In part two of the Holiday Readiness series, we covered the reactive and proactive alerts that can be configured to monitor the health of your infrastructure. You can refer back to that post to review that information.
In addition to origin health monitoring, Akamai also provides the ability to monitor the health of your website from the view of the edge server. For example, you can choose to be alerted if there are a high number of 5XX or 4XX errors on the client to edge connection. Or perhaps your origin health is fine at the moment, but you want to be notified if the amount of requests back to your infrastructure becomes too high. In that case, you can configure the “High Origin Hits” alert.
Click here to learn more about all the available performance alerts that can be configured.
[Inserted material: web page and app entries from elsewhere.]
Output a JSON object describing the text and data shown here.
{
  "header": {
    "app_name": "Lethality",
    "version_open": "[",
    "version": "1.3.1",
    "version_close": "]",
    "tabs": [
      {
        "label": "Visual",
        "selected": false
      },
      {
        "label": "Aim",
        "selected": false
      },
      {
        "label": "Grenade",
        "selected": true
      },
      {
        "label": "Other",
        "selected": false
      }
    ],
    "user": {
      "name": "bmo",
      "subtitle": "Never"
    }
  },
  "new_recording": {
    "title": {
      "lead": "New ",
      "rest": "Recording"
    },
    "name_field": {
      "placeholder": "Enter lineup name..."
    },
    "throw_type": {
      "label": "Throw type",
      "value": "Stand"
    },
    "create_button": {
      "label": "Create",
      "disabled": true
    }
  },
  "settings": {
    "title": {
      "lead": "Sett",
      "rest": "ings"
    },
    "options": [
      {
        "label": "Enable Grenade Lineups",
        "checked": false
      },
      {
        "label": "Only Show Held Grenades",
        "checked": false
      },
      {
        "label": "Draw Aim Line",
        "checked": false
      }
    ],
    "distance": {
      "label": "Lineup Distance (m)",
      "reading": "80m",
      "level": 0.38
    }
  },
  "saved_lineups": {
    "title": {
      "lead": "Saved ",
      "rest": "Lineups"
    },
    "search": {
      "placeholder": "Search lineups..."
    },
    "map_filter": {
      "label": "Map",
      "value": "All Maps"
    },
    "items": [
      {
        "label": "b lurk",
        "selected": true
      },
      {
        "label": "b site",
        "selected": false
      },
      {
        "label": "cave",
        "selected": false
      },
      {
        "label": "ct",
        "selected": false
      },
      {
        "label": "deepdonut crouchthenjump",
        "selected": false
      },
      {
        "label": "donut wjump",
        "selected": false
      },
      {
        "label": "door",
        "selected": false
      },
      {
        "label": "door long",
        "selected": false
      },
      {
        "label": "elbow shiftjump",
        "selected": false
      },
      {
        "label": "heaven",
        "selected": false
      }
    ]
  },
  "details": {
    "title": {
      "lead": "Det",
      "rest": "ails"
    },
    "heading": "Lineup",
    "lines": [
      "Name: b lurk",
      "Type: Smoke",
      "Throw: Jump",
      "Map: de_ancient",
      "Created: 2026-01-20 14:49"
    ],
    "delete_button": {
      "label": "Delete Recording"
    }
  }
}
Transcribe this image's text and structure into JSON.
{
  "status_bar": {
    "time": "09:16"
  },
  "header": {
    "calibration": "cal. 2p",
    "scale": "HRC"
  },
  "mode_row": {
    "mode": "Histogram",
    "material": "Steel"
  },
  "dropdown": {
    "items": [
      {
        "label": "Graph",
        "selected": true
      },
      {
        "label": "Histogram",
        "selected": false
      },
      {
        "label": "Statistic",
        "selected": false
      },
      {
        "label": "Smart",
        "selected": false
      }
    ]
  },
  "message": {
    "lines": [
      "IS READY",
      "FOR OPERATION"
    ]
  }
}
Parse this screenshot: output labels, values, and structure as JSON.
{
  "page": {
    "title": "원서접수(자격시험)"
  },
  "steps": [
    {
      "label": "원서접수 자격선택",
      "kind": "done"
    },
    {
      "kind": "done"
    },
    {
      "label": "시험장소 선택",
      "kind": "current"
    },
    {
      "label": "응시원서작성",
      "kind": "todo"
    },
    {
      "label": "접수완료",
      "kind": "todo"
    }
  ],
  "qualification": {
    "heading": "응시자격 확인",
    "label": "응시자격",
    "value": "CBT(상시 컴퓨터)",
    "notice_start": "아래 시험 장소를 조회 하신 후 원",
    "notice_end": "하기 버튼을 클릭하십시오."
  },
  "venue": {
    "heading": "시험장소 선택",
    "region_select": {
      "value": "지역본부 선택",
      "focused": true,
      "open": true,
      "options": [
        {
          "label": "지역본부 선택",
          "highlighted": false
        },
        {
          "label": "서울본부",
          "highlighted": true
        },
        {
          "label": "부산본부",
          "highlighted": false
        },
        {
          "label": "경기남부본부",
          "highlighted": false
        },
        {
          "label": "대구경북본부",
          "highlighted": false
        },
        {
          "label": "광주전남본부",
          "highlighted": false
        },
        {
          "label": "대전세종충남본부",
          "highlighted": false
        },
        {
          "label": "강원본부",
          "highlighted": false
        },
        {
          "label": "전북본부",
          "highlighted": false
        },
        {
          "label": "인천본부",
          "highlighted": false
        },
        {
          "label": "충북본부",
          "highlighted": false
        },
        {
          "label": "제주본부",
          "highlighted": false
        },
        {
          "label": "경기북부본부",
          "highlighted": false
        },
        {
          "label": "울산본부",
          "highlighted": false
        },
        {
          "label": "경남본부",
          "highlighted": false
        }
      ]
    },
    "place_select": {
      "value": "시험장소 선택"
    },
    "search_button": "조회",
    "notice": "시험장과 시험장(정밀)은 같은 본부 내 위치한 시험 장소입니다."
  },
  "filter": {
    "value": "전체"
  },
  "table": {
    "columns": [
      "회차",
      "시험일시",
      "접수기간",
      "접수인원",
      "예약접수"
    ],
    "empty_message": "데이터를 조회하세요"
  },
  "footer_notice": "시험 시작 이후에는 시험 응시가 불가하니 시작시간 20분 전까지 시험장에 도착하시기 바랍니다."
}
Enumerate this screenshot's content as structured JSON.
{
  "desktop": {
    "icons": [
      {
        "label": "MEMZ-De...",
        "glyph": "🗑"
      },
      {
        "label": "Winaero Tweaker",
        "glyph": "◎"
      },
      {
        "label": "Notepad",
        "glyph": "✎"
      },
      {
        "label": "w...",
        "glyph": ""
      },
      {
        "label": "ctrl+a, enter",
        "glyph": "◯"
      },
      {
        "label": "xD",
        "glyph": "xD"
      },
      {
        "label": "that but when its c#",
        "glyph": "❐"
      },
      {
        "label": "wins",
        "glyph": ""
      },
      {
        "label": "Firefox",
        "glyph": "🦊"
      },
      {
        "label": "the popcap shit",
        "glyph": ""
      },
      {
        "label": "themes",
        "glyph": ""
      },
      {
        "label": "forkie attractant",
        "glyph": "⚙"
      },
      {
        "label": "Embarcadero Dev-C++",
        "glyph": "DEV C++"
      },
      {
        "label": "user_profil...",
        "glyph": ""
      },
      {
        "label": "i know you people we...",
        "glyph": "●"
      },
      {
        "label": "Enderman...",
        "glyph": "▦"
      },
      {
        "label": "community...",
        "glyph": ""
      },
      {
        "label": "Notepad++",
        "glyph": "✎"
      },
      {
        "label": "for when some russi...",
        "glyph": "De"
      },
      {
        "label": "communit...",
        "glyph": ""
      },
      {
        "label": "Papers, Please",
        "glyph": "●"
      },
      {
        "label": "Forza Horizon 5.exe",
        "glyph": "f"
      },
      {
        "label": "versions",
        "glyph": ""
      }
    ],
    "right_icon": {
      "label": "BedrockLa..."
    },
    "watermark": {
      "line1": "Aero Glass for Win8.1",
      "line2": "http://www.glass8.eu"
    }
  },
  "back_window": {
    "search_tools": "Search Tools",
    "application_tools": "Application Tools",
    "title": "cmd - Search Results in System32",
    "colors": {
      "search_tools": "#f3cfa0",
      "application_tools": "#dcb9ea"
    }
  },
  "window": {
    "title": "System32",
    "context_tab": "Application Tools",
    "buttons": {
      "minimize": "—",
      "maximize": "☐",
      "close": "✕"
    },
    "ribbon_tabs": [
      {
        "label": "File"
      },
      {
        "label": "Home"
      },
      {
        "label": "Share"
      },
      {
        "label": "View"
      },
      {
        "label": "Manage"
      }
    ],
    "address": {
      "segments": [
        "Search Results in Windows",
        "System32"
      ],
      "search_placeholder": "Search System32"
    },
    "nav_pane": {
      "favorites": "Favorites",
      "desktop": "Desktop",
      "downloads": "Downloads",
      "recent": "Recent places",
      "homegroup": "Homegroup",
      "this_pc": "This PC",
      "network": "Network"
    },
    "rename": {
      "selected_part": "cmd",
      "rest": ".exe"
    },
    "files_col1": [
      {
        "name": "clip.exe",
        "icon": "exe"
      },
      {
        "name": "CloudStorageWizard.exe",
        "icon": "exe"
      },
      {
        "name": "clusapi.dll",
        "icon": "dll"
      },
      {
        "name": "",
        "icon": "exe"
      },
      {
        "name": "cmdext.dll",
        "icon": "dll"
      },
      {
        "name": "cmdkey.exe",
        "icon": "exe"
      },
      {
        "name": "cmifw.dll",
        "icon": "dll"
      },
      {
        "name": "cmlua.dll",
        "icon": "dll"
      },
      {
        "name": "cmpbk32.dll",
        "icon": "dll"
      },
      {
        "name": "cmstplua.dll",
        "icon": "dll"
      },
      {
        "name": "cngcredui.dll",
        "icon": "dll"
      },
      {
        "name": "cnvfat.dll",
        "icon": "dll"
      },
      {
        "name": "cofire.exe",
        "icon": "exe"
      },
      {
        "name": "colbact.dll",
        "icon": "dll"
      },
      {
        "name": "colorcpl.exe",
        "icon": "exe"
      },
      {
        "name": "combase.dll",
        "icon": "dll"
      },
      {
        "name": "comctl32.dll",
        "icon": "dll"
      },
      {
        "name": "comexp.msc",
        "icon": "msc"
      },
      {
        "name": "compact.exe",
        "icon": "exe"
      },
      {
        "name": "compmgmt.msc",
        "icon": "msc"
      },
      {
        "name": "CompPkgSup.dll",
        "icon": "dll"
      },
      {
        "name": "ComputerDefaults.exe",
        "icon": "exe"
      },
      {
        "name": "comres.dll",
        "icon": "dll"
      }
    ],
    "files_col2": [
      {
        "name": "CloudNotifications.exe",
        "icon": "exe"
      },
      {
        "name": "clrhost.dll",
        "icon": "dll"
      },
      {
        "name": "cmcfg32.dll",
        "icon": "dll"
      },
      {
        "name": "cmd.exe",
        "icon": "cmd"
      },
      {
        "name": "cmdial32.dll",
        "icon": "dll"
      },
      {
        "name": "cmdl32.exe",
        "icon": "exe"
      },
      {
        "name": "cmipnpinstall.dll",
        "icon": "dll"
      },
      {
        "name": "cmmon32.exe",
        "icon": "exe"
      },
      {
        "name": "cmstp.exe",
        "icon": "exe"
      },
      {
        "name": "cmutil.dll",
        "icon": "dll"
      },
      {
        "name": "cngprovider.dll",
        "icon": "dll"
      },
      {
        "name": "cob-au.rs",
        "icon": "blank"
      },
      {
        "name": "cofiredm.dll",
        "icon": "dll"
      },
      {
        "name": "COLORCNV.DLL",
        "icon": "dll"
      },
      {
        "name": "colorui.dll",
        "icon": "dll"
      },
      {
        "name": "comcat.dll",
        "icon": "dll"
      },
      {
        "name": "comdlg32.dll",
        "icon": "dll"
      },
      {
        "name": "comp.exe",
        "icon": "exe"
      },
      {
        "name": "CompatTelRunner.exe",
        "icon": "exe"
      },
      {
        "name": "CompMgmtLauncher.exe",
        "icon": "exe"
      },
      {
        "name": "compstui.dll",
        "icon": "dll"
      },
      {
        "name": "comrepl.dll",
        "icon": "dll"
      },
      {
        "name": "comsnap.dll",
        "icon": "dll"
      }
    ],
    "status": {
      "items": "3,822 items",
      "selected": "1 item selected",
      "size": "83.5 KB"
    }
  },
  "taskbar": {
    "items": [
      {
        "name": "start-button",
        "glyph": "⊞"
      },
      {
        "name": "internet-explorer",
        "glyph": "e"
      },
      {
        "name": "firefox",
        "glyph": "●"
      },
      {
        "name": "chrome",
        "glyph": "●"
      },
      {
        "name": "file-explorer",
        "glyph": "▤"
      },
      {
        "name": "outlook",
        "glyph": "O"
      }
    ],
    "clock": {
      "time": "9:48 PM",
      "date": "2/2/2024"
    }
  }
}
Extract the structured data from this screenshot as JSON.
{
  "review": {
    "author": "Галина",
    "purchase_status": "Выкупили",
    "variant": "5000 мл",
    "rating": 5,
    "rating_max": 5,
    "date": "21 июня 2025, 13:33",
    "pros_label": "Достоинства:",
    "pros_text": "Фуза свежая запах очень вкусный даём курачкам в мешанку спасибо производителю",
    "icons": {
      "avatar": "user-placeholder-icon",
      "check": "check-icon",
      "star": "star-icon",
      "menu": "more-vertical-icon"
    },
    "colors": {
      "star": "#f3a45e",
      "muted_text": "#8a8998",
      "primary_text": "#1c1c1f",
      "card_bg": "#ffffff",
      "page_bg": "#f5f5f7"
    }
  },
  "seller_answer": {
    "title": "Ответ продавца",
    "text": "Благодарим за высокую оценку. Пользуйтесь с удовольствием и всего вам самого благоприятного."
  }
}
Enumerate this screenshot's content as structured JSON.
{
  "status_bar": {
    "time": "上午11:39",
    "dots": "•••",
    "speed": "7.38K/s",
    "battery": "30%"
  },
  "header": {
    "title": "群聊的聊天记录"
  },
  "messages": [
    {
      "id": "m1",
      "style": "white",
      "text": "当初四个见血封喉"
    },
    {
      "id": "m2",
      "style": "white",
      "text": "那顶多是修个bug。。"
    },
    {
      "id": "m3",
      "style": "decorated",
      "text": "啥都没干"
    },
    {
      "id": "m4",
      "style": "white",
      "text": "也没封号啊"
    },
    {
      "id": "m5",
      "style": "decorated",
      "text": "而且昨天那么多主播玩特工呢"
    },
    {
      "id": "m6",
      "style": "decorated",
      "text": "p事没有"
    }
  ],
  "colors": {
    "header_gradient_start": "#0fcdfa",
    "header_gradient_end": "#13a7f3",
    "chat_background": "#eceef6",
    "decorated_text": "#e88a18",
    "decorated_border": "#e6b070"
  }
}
If you need assistance configuring these alerts, you may work with your aligned Akamai Services team.
Within the Web Security Analytics dashboard mentioned earlier, you can configure alerts based on incoming attack traffic. This allows you to quickly react to incoming attacks so you can put the proper controls in place for mitigation.
For example, let’s say you still have some WAF rules in alert mode and want to be notified if a high rate of rules is triggered by attack traffic. In the screenshot below, you will notice the filters are configured to match the criteria above, and you can also define the threshold or percentile for alerts, which can reduce the number of notifications you may receive.
When this alert is triggered, you will be notified via email that there is attack traffic matching the criteria you have configured. Email notifications will continue to be sent every 30 minutes until the attack is over or has been mitigated.
If you have the Akamai Managed Security Services package, you may work with your aligned Security Consultant to configure these alerts to be sent to the Akamai Security Operations Command Center (SOCC). In this case, when an alert is triggered, an Akamai SOCC engineer will proactively reach out to you with an analysis of the attack, provide example payloads that triggered the alert, and suggest recommended actions to mitigate the attack.
This is the last installment of the Holiday Readiness series before the rush of traffic begins, and I hope these last four months have helped spark conversations and integrations among your aligned Akamai team, as well as your own internal teams. Preparing for the rush of holiday traffic is not easy given the many topics and processes that must fall into place to set you up for a safe holiday season, but Akamai’s solutions can help you get through it successfully.
Next month, be on the lookout for a post-holiday article that will recap data and statistics that we observed across the Akamai platform. As always, wishing you a successful holiday season!